Many trustees are unsure whether new rules aimed at preventing pension scams will be effective, according to a new survey.
Specialist pension law firm Sacker & Partners found that while half of the trustees surveyed (49 per cent) welcomed these new rules, believing they will reduce the risk of the scams, a similar proportion (47 per cent) said they were unsure what the outcome would be for pension schemes and their members.
These new statutory transfer regulations put the onus on trustees and and pension scheme administrators to protect members from scams, by asking them to assess ‘red flag’ and ‘amber flag’ warnings on transfer requests and then take appropriate action. This could be delaying a transfer request or seeking further information from the member.
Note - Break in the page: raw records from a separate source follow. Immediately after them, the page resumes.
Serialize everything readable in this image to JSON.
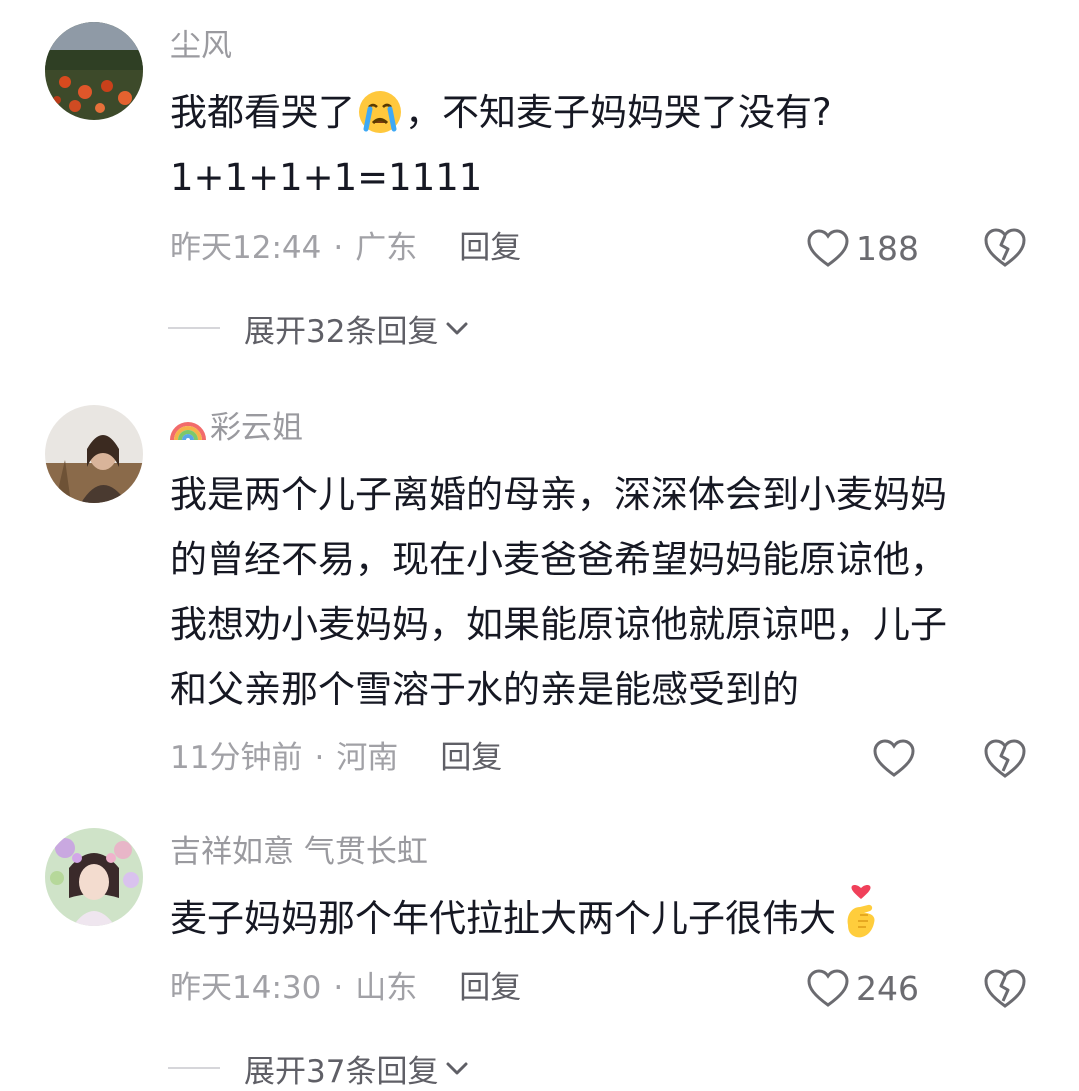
{
  "comments": [
    {
      "username": "尘风",
      "text_line1_before": "我都看哭了",
      "text_line1_after": "，不知麦子妈妈哭了没有?",
      "text_line2": "1+1+1+1=1111",
      "emoji": "crying-face",
      "time": "昨天12:44",
      "dot": "·",
      "location": "广东",
      "reply": "回复",
      "likes": "188",
      "expand": "展开32条回复"
    },
    {
      "username": "彩云姐",
      "username_icon": "rainbow",
      "lines": [
        "我是两个儿子离婚的母亲，深深体会到小麦妈妈",
        "的曾经不易，现在小麦爸爸希望妈妈能原谅他，",
        "我想劝小麦妈妈，如果能原谅他就原谅吧，儿子",
        "和父亲那个雪溶于水的亲是能感受到的"
      ],
      "time": "11分钟前",
      "dot": "·",
      "location": "河南",
      "reply": "回复"
    },
    {
      "username": "吉祥如意 气贯长虹",
      "text": "麦子妈妈那个年代拉扯大两个儿子很伟大",
      "emoji": "hand-with-heart",
      "time": "昨天14:30",
      "dot": "·",
      "location": "山东",
      "reply": "回复",
      "likes": "246",
      "expand": "展开37条回复"
    }
  ],
  "colors": {
    "text": "#161823",
    "meta": "#a1a1a6",
    "reply": "#5f5f66"
  }
}
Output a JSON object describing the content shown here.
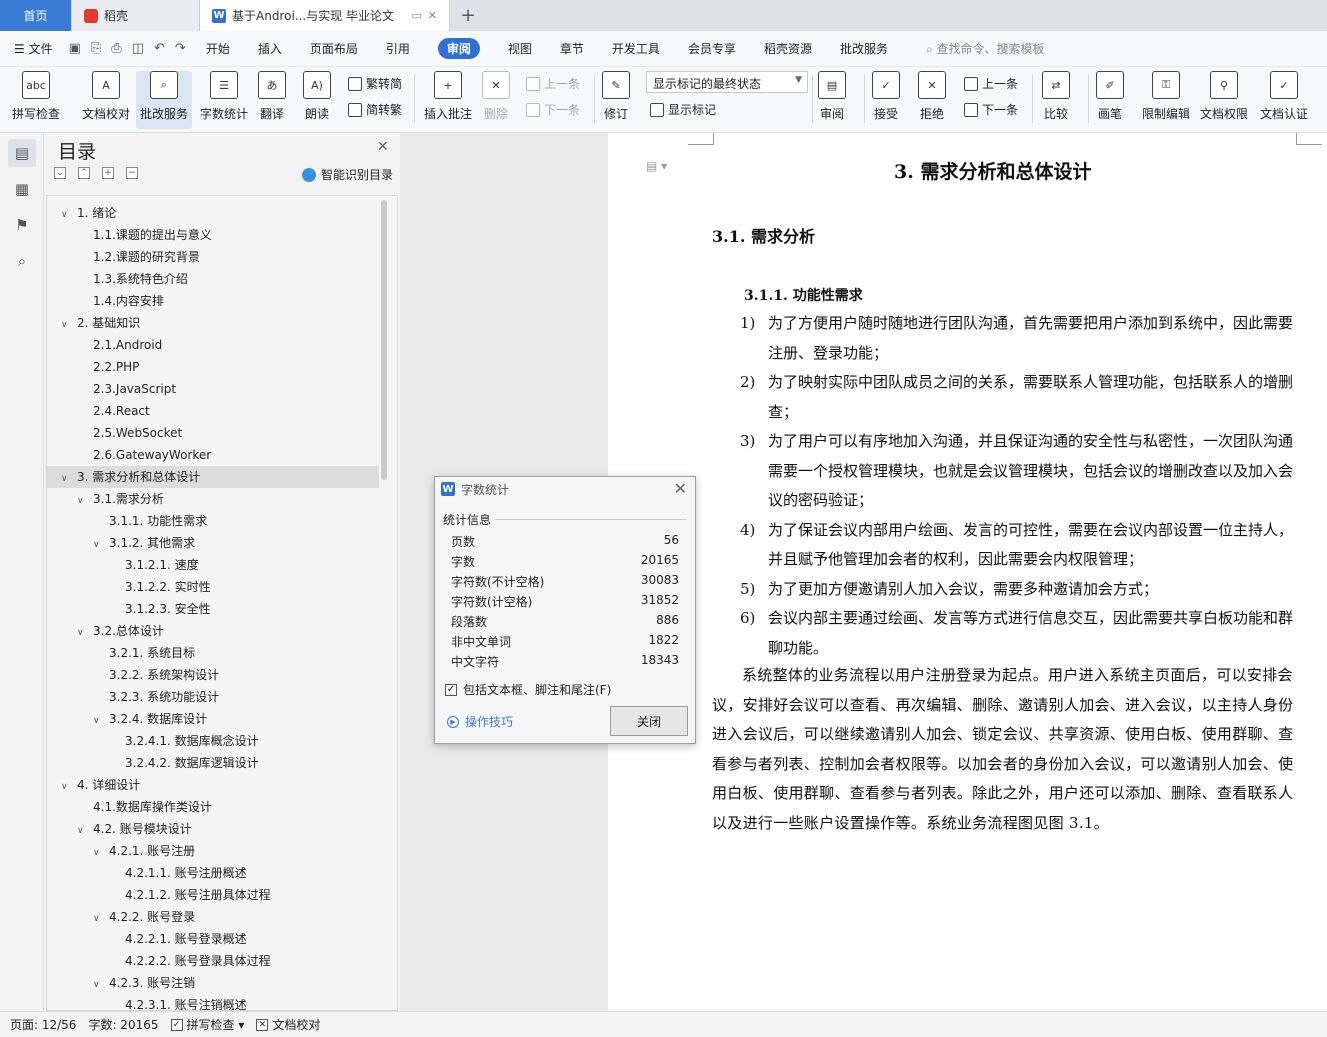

Sackers partner James Bingham says: “The new regulations seem to be casing a split reaction in the industry with half of respondents believing they will help reduce the risk of scams, and 47 per cent waiting to see what the reality holds for them and their members.
“As is often the case with new regulations that are rushed in, as these were, there are grey areas that are likely to give rise to increased confusion, conflict, and claims.”
He adds: “One of the most significant challenges that trustees will face are the subjective judgements that they and their administrators will have to make to assess the red and amber flags. These decisions will not always be straightforward, and the disconnect between the general guidance and prescriptive regulations has the potential to make them more challenging.
“Add in the possibility of member dissatisfaction due to delays, requests for evidence and referrals to Money Helper, and claims companies have their perfect storm.”
But Bingham says there are steps trustees can take to help them embed these new rules and offer better service to members in the long term. “Managing member expectations through carefully crafted communications and accurately recording and evidencing every decision is critical. Adding in a carefully monitored and accurate ‘clean list’ of receiving schemes will help accelerate the process and mitigate complaints too.” He said research suggested that 67 per cent of respondents were already operating such a list.
He adds: “It’s clear that the onus for the implementation of the new transfer regulations is very much on trustee shoulders, but good decisions and updates to processes will help them navigate the new regime.”